Here are some entries. Repeat all of them exactly.

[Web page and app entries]
* * * * *

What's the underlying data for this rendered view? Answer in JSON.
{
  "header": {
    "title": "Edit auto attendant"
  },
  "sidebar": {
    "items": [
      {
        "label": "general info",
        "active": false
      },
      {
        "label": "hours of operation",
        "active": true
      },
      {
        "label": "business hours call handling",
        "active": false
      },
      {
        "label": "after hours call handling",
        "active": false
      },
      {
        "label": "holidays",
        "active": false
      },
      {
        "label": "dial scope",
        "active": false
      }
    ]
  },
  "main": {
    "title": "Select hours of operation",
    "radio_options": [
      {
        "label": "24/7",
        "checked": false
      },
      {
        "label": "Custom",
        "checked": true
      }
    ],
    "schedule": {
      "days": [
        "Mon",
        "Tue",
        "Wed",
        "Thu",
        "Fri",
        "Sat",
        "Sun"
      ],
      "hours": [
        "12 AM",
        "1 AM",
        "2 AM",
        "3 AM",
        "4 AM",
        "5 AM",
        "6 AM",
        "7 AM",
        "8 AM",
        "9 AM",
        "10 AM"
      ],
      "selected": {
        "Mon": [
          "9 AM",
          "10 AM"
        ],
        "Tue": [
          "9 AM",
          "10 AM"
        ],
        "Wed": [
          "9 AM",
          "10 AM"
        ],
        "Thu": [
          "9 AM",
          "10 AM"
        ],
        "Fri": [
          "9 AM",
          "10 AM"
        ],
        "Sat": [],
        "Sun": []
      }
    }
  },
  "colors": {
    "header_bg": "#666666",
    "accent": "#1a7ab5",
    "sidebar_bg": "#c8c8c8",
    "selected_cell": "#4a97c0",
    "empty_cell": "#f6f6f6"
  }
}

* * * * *

> **TASK ANSWER**
What's the underlying data for this rendered view? Answer in JSON.
{
  "header": {
    "title": "Edit auto attendant"
  },
  "sidebar": {
    "items": [
      {
        "label": "general info",
        "active": false
      },
      {
        "label": "hours of operation",
        "active": true
      },
      {
        "label": "business hours call handling",
        "active": false
      },
      {
        "label": "after hours call handling",
        "active": false
      },
      {
        "label": "holidays",
        "active": false
      },
      {
        "label": "dial scope",
        "active": false
      }
    ]
  },
  "main": {
    "title": "Select hours of operation",
    "radio_options": [
      {
        "label": "24/7",
        "checked": false
      },
      {
        "label": "Custom",
        "checked": true
      }
    ],
    "schedule": {
      "days": [
        "Mon",
        "Tue",
        "Wed",
        "Thu",
        "Fri",
        "Sat",
        "Sun"
      ],
      "hours": [
        "12 AM",
        "1 AM",
        "2 AM",
        "3 AM",
        "4 AM",
        "5 AM",
        "6 AM",
        "7 AM",
        "8 AM",
        "9 AM",
        "10 AM"
      ],
      "selected": {
        "Mon": [
          "9 AM",
          "10 AM"
        ],
        "Tue": [
          "9 AM",
          "10 AM"
        ],
        "Wed": [
          "9 AM",
          "10 AM"
        ],
        "Thu": [
          "9 AM",
          "10 AM"
        ],
        "Fri": [
          "9 AM",
          "10 AM"
        ],
        "Sat": [],
        "Sun": []
      }
    }
  },
  "colors": {
    "header_bg": "#666666",
    "accent": "#1a7ab5",
    "sidebar_bg": "#c8c8c8",
    "selected_cell": "#4a97c0",
    "empty_cell": "#f6f6f6"
  }
}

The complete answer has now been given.